====== STORED DATA ======

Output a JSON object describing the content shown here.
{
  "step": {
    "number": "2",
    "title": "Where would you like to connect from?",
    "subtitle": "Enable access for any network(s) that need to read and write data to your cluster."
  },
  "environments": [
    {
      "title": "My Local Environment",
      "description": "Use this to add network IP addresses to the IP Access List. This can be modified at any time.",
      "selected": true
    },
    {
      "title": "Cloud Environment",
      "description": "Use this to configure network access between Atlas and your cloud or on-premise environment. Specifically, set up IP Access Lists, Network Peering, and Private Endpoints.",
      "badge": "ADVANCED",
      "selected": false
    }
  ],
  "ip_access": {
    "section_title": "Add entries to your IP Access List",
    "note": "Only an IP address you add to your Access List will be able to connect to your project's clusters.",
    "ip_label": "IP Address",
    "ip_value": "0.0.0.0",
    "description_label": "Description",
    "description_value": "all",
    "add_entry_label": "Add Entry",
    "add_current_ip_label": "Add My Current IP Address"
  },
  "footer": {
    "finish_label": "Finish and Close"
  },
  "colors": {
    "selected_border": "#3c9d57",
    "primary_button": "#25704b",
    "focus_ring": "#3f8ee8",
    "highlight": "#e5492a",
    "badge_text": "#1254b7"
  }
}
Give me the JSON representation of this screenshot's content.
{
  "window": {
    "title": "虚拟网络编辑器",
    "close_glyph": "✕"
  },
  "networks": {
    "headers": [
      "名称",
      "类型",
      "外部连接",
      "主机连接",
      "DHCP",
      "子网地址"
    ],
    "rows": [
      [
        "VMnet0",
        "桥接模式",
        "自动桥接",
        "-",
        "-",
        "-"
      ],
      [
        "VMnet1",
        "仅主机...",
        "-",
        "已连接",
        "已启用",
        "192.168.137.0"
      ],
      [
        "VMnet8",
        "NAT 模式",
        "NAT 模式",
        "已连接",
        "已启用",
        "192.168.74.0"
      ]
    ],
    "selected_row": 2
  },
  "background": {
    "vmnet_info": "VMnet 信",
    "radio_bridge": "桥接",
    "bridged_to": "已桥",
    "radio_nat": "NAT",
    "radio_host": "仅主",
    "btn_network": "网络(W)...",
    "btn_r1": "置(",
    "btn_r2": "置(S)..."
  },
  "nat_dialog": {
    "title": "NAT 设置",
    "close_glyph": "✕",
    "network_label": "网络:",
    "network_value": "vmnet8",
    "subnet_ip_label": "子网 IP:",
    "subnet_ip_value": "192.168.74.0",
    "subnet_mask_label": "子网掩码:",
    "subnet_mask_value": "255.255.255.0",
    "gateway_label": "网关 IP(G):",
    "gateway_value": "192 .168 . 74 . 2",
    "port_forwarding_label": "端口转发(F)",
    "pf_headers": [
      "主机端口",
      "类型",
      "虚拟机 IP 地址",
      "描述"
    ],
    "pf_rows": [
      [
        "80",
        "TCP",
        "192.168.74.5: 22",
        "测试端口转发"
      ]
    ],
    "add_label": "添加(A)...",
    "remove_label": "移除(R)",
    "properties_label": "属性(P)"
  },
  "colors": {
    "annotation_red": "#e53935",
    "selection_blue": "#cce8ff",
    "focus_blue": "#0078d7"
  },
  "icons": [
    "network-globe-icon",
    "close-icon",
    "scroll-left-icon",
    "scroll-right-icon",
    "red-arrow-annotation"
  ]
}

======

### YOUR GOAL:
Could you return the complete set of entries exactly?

### SOLUTION FOR THIS EXERCISE:
Output a JSON object describing the content shown here.
{
  "step": {
    "number": "2",
    "title": "Where would you like to connect from?",
    "subtitle": "Enable access for any network(s) that need to read and write data to your cluster."
  },
  "environments": [
    {
      "title": "My Local Environment",
      "description": "Use this to add network IP addresses to the IP Access List. This can be modified at any time.",
      "selected": true
    },
    {
      "title": "Cloud Environment",
      "description": "Use this to configure network access between Atlas and your cloud or on-premise environment. Specifically, set up IP Access Lists, Network Peering, and Private Endpoints.",
      "badge": "ADVANCED",
      "selected": false
    }
  ],
  "ip_access": {
    "section_title": "Add entries to your IP Access List",
    "note": "Only an IP address you add to your Access List will be able to connect to your project's clusters.",
    "ip_label": "IP Address",
    "ip_value": "0.0.0.0",
    "description_label": "Description",
    "description_value": "all",
    "add_entry_label": "Add Entry",
    "add_current_ip_label": "Add My Current IP Address"
  },
  "footer": {
    "finish_label": "Finish and Close"
  },
  "colors": {
    "selected_border": "#3c9d57",
    "primary_button": "#25704b",
    "focus_ring": "#3f8ee8",
    "highlight": "#e5492a",
    "badge_text": "#1254b7"
  }
}
Give me the JSON representation of this screenshot's content.
{
  "window": {
    "title": "虚拟网络编辑器",
    "close_glyph": "✕"
  },
  "networks": {
    "headers": [
      "名称",
      "类型",
      "外部连接",
      "主机连接",
      "DHCP",
      "子网地址"
    ],
    "rows": [
      [
        "VMnet0",
        "桥接模式",
        "自动桥接",
        "-",
        "-",
        "-"
      ],
      [
        "VMnet1",
        "仅主机...",
        "-",
        "已连接",
        "已启用",
        "192.168.137.0"
      ],
      [
        "VMnet8",
        "NAT 模式",
        "NAT 模式",
        "已连接",
        "已启用",
        "192.168.74.0"
      ]
    ],
    "selected_row": 2
  },
  "background": {
    "vmnet_info": "VMnet 信",
    "radio_bridge": "桥接",
    "bridged_to": "已桥",
    "radio_nat": "NAT",
    "radio_host": "仅主",
    "btn_network": "网络(W)...",
    "btn_r1": "置(",
    "btn_r2": "置(S)..."
  },
  "nat_dialog": {
    "title": "NAT 设置",
    "close_glyph": "✕",
    "network_label": "网络:",
    "network_value": "vmnet8",
    "subnet_ip_label": "子网 IP:",
    "subnet_ip_value": "192.168.74.0",
    "subnet_mask_label": "子网掩码:",
    "subnet_mask_value": "255.255.255.0",
    "gateway_label": "网关 IP(G):",
    "gateway_value": "192 .168 . 74 . 2",
    "port_forwarding_label": "端口转发(F)",
    "pf_headers": [
      "主机端口",
      "类型",
      "虚拟机 IP 地址",
      "描述"
    ],
    "pf_rows": [
      [
        "80",
        "TCP",
        "192.168.74.5: 22",
        "测试端口转发"
      ]
    ],
    "add_label": "添加(A)...",
    "remove_label": "移除(R)",
    "properties_label": "属性(P)"
  },
  "colors": {
    "annotation_red": "#e53935",
    "selection_blue": "#cce8ff",
    "focus_blue": "#0078d7"
  },
  "icons": [
    "network-globe-icon",
    "close-icon",
    "scroll-left-icon",
    "scroll-right-icon",
    "red-arrow-annotation"
  ]
}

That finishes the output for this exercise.